Kim discusses his first solo exhibition which explores his journey of defining who he is
Cast your mind back briefly to 2016 (I know it’s painful). It’s October and Theresa May makes a statement that, for many, crushed years of social progress and multicultural thinking: “If you are a citizen of the world, you are a citizen of nowhere”. This nationalist cry was of course said in the wake of the EU referendum which, for many young people in Britain, was the first time they had to question their own identity or place within the world. Am I European? Am I British? Should I care? For some, these were new questions but for those who have grown up in the UK with a multicultural heritage, they were all too familiar. Identity is complex and when the real world falls short art often provides the vehicle to truly express one’s self.

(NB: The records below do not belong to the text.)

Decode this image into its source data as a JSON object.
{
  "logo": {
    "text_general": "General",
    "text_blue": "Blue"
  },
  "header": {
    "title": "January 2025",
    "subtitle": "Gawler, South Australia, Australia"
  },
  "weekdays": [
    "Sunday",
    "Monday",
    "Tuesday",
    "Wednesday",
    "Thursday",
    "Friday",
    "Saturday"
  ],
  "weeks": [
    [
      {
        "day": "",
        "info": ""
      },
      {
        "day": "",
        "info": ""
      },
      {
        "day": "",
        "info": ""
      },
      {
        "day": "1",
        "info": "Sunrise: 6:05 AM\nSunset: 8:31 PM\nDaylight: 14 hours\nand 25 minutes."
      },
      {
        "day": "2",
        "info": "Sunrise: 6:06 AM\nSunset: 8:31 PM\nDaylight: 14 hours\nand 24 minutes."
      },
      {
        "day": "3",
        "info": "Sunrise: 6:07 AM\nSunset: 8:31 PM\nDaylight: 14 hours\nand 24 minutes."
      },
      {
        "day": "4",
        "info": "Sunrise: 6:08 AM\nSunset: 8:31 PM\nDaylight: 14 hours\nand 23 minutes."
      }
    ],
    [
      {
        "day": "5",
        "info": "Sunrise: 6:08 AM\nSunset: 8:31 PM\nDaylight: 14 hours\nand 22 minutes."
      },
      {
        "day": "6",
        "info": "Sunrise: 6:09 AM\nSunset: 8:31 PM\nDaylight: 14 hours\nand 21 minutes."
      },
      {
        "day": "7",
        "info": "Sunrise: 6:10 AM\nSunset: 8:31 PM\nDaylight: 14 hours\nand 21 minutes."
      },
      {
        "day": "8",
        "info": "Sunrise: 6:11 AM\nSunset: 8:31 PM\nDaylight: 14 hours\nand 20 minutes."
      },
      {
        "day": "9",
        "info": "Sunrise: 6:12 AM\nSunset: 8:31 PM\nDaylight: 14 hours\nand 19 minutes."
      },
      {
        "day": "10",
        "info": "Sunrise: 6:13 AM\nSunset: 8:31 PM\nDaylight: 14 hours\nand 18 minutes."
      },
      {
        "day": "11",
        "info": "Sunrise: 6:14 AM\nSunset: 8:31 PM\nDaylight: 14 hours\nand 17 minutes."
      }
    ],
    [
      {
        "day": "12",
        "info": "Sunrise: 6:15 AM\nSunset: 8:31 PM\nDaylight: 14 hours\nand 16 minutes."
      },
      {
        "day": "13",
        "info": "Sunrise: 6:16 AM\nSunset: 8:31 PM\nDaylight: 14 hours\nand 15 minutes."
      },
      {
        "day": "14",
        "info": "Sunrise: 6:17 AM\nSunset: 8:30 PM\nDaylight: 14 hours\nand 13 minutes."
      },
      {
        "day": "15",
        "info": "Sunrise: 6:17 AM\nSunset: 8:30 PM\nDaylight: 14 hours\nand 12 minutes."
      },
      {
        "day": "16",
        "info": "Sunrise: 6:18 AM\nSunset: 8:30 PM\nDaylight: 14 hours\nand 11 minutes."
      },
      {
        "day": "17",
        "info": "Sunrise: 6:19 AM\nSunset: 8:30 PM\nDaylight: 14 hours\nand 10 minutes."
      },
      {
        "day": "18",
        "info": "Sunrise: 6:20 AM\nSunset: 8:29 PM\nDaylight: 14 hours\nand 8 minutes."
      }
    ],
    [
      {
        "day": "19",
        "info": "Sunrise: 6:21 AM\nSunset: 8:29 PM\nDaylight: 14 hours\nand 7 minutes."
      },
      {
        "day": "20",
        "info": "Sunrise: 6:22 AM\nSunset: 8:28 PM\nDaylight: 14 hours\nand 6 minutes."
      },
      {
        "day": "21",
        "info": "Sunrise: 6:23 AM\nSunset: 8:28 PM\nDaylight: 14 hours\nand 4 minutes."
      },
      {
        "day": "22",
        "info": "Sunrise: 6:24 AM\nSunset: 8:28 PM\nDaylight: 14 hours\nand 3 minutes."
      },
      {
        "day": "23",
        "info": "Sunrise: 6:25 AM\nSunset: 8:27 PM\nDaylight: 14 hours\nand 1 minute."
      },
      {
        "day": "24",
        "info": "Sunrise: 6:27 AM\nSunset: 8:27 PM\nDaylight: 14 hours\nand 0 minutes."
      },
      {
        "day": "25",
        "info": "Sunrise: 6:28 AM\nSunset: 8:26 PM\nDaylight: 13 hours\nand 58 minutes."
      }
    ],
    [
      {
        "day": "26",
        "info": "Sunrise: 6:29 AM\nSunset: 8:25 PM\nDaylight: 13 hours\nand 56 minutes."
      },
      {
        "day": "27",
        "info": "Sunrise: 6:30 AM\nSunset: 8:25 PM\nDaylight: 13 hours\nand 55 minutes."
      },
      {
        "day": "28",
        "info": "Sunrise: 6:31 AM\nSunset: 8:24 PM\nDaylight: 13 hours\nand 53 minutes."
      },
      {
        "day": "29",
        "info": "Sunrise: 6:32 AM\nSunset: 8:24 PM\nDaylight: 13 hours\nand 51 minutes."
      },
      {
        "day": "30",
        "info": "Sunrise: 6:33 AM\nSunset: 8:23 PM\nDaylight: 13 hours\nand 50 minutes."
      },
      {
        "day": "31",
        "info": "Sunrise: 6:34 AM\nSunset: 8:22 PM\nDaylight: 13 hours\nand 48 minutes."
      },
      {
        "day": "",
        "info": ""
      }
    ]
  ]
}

“The EU referendum is one of the reasons why I did this show,” says artist Sang Woo Kim on the day before the opening to his first solo exhibition If You See Me Now You Don’t which opened on Friday at the Magic Beans gallery in Berlin. “I am an immigrant; I was born in Korea came here when I was six months. After 2016 I’m aware of myself being different more than ever.”

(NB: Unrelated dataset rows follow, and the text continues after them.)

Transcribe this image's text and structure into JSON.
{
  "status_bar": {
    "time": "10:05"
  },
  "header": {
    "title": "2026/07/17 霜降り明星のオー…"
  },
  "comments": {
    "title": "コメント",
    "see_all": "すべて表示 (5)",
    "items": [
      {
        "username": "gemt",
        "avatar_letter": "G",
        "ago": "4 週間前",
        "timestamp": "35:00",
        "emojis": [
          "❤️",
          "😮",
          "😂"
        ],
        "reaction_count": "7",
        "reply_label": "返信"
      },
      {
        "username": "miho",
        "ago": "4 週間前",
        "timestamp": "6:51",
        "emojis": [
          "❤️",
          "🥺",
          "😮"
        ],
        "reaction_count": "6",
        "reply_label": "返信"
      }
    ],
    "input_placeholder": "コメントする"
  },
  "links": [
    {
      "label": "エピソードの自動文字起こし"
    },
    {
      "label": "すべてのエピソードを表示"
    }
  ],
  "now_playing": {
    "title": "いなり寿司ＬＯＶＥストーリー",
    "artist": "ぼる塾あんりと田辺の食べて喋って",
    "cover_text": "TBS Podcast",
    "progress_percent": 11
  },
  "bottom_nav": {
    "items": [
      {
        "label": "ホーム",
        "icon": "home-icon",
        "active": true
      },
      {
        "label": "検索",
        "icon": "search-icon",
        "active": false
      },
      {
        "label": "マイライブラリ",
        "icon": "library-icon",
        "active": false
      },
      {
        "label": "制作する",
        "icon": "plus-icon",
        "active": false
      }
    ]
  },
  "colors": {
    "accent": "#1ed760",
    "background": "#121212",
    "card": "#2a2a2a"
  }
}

“I am an immigrant; I was born in Korea came here when I was six months. After 2016 I’m aware of myself being different more than ever” – Sang Woo Kim

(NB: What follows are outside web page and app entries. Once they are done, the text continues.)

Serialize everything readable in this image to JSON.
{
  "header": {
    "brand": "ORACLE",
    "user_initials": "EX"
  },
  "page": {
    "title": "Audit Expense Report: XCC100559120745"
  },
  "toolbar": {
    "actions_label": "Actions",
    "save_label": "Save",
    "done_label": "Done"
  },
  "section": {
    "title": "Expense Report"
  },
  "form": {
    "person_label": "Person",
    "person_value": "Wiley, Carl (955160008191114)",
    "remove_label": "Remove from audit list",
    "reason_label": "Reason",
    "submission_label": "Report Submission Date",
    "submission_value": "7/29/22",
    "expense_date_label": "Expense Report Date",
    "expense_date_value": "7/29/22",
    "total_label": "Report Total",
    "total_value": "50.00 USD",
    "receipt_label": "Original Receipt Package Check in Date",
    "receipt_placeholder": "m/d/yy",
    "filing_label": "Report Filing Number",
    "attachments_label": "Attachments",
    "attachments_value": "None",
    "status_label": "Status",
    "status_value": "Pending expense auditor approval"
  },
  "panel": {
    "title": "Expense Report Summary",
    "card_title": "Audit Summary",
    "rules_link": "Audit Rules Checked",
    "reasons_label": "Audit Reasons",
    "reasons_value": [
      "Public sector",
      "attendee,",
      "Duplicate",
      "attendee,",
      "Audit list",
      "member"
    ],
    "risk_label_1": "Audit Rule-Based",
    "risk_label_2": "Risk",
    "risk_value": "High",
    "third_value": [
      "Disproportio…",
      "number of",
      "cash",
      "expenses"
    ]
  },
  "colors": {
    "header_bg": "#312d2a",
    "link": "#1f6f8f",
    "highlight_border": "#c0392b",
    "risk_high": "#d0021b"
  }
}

A former Central Saint Martins student and Goldsmiths drop-out, to some Kim might be more recognisable as the face on a 14-foot-high Diesel billboard rather than an artist. This idea of a split identity is at the crux to Kim’s work; the exhibition aims to unpick the artists complicated idea of himself.
If You See Me Now You Don’t is split up into three rooms, with each piece laid out in no specific order. All the paintings use mixed media, some figurative and some abstract expressionist. Alongside them there is a set of ‘transfer’ works, as Sang calls them, which show imprints of self-portraits on a paint doused canvas. It was a conscious decision for Kim to place images of himself in his art even though his reputation as a model has often prevented him from being taken seriously as an artist. “It’s important that I still use images of myself because I have to accept that I am a model,” he says. “I’m playing on the irony of that.”
One of them, named “Untitled”, is positioned on the exhibition wall with strips of masking tape on either side, as if it were stuck up in the artist’s studio rather than a gallery. In an exhibition filled with emotive work, true to its name, “Untitled” appears void of meaning and is Kim’s favourite; “It’s weird that my favourite piece is the least personal,” Sang confesses. “I feel like the last few months has been a battle for me to be able to create paintings that are this intimate. I’m so attached to these different paintings around me that I can look at ‘Untitled’ simply for its design, I don’t have any hard feelings towards it.”
The complexities of the way Kim views his own art stems from an identity crisis he experienced at school when he was picked on and teased for being of Korean heritage. “Obviously as a kid I had to think about certain elements that not a lot of kids have to think about,” he explains. “In my works now I’m going back into memories that I’ve really repressed.”
“I tried to be someone else whether that’s in modelling or at school. I was trying to be this ‘bleached’ kid that was very British” – Sang Woo Kim
This struggle is present throughout the exhibition but the most blatant example is on a canvas with the words “You will never live my lie” written across it. “The piece is titled ‘I Was Blind For 10 and Lied For 12’”, Sang explains. “For ten years I was just naive and wasn’t able to look at the world properly and then, 12 years afterwards, I tried to be someone else whether that’s in modelling or at school. I was trying to be this ‘bleached’ kid that was very British – which is probably the reason that I speak the way I do.”
At the heart of this exhibition lies a desire to bring resolution to past wounds and to forge a sense of genuine identity that can motivate others. “I want the younger generation not be so confused as to who they are,” says Kim. “I want people to understand that they are not the only ones who feel that way.”
If You See Me Now You Don’t is on show at the Magic Beans gallery in Berlin until February 12, 2017
Sang Woo Kim explains more about the exhibition in the below film by Emma Dalzell, which is titled Sang Woo Kim